## Records contained in a dataset
■ ■ ■

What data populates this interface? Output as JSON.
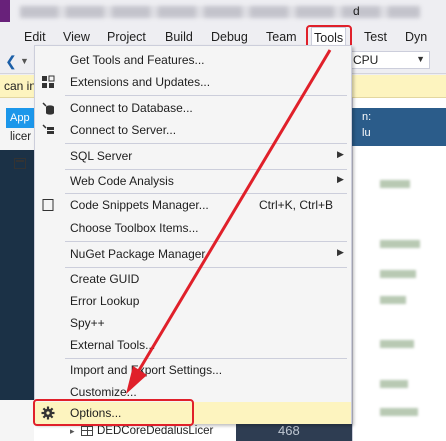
{
  "menubar": {
    "items": [
      {
        "label": "Edit"
      },
      {
        "label": "View"
      },
      {
        "label": "Project"
      },
      {
        "label": "Build"
      },
      {
        "label": "Debug"
      },
      {
        "label": "Team"
      },
      {
        "label": "Tools"
      },
      {
        "label": "Test"
      },
      {
        "label": "Dyn"
      }
    ]
  },
  "toolbar": {
    "platform": "CPU"
  },
  "infobar": {
    "text_left": "can in",
    "text_right": "d"
  },
  "left_panel": {
    "tab_label": "App",
    "search_text": "licer"
  },
  "right_panel": {
    "header_line1": "n:",
    "header_line2": "lu"
  },
  "tools_menu": {
    "items": [
      {
        "label": "Get Tools and Features...",
        "shortcut": "",
        "icon": "none"
      },
      {
        "label": "Extensions and Updates...",
        "shortcut": "",
        "icon": "extensions-icon"
      },
      {
        "label": "Connect to Database...",
        "shortcut": "",
        "icon": "database-icon"
      },
      {
        "label": "Connect to Server...",
        "shortcut": "",
        "icon": "server-icon"
      },
      {
        "label": "SQL Server",
        "shortcut": "",
        "icon": "none",
        "submenu": true
      },
      {
        "label": "Web Code Analysis",
        "shortcut": "",
        "icon": "none",
        "submenu": true
      },
      {
        "label": "Code Snippets Manager...",
        "shortcut": "Ctrl+K, Ctrl+B",
        "icon": "snippet-icon"
      },
      {
        "label": "Choose Toolbox Items...",
        "shortcut": "",
        "icon": "none"
      },
      {
        "label": "NuGet Package Manager",
        "shortcut": "",
        "icon": "none",
        "submenu": true
      },
      {
        "label": "Create GUID",
        "shortcut": "",
        "icon": "none"
      },
      {
        "label": "Error Lookup",
        "shortcut": "",
        "icon": "none"
      },
      {
        "label": "Spy++",
        "shortcut": "",
        "icon": "none"
      },
      {
        "label": "External Tools...",
        "shortcut": "",
        "icon": "none"
      },
      {
        "label": "Import and Export Settings...",
        "shortcut": "",
        "icon": "none"
      },
      {
        "label": "Customize...",
        "shortcut": "",
        "icon": "none"
      },
      {
        "label": "Options...",
        "shortcut": "",
        "icon": "gear-icon"
      }
    ]
  },
  "solution_tree": {
    "row_label": "DEDCoreDedalusLicer"
  },
  "editor": {
    "line_number": "468"
  },
  "colors": {
    "accent": "#1c97ea",
    "highlight_red": "#e0202a",
    "menu_bg": "#f5f5f5",
    "selected_bg": "#fdf4bf",
    "vs_purple": "#68217a"
  }
}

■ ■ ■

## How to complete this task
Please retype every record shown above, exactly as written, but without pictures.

## Result of this task
What data populates this interface? Output as JSON.
{
  "menubar": {
    "items": [
      {
        "label": "Edit"
      },
      {
        "label": "View"
      },
      {
        "label": "Project"
      },
      {
        "label": "Build"
      },
      {
        "label": "Debug"
      },
      {
        "label": "Team"
      },
      {
        "label": "Tools"
      },
      {
        "label": "Test"
      },
      {
        "label": "Dyn"
      }
    ]
  },
  "toolbar": {
    "platform": "CPU"
  },
  "infobar": {
    "text_left": "can in",
    "text_right": "d"
  },
  "left_panel": {
    "tab_label": "App",
    "search_text": "licer"
  },
  "right_panel": {
    "header_line1": "n:",
    "header_line2": "lu"
  },
  "tools_menu": {
    "items": [
      {
        "label": "Get Tools and Features...",
        "shortcut": "",
        "icon": "none"
      },
      {
        "label": "Extensions and Updates...",
        "shortcut": "",
        "icon": "extensions-icon"
      },
      {
        "label": "Connect to Database...",
        "shortcut": "",
        "icon": "database-icon"
      },
      {
        "label": "Connect to Server...",
        "shortcut": "",
        "icon": "server-icon"
      },
      {
        "label": "SQL Server",
        "shortcut": "",
        "icon": "none",
        "submenu": true
      },
      {
        "label": "Web Code Analysis",
        "shortcut": "",
        "icon": "none",
        "submenu": true
      },
      {
        "label": "Code Snippets Manager...",
        "shortcut": "Ctrl+K, Ctrl+B",
        "icon": "snippet-icon"
      },
      {
        "label": "Choose Toolbox Items...",
        "shortcut": "",
        "icon": "none"
      },
      {
        "label": "NuGet Package Manager",
        "shortcut": "",
        "icon": "none",
        "submenu": true
      },
      {
        "label": "Create GUID",
        "shortcut": "",
        "icon": "none"
      },
      {
        "label": "Error Lookup",
        "shortcut": "",
        "icon": "none"
      },
      {
        "label": "Spy++",
        "shortcut": "",
        "icon": "none"
      },
      {
        "label": "External Tools...",
        "shortcut": "",
        "icon": "none"
      },
      {
        "label": "Import and Export Settings...",
        "shortcut": "",
        "icon": "none"
      },
      {
        "label": "Customize...",
        "shortcut": "",
        "icon": "none"
      },
      {
        "label": "Options...",
        "shortcut": "",
        "icon": "gear-icon"
      }
    ]
  },
  "solution_tree": {
    "row_label": "DEDCoreDedalusLicer"
  },
  "editor": {
    "line_number": "468"
  },
  "colors": {
    "accent": "#1c97ea",
    "highlight_red": "#e0202a",
    "menu_bg": "#f5f5f5",
    "selected_bg": "#fdf4bf",
    "vs_purple": "#68217a"
  }
}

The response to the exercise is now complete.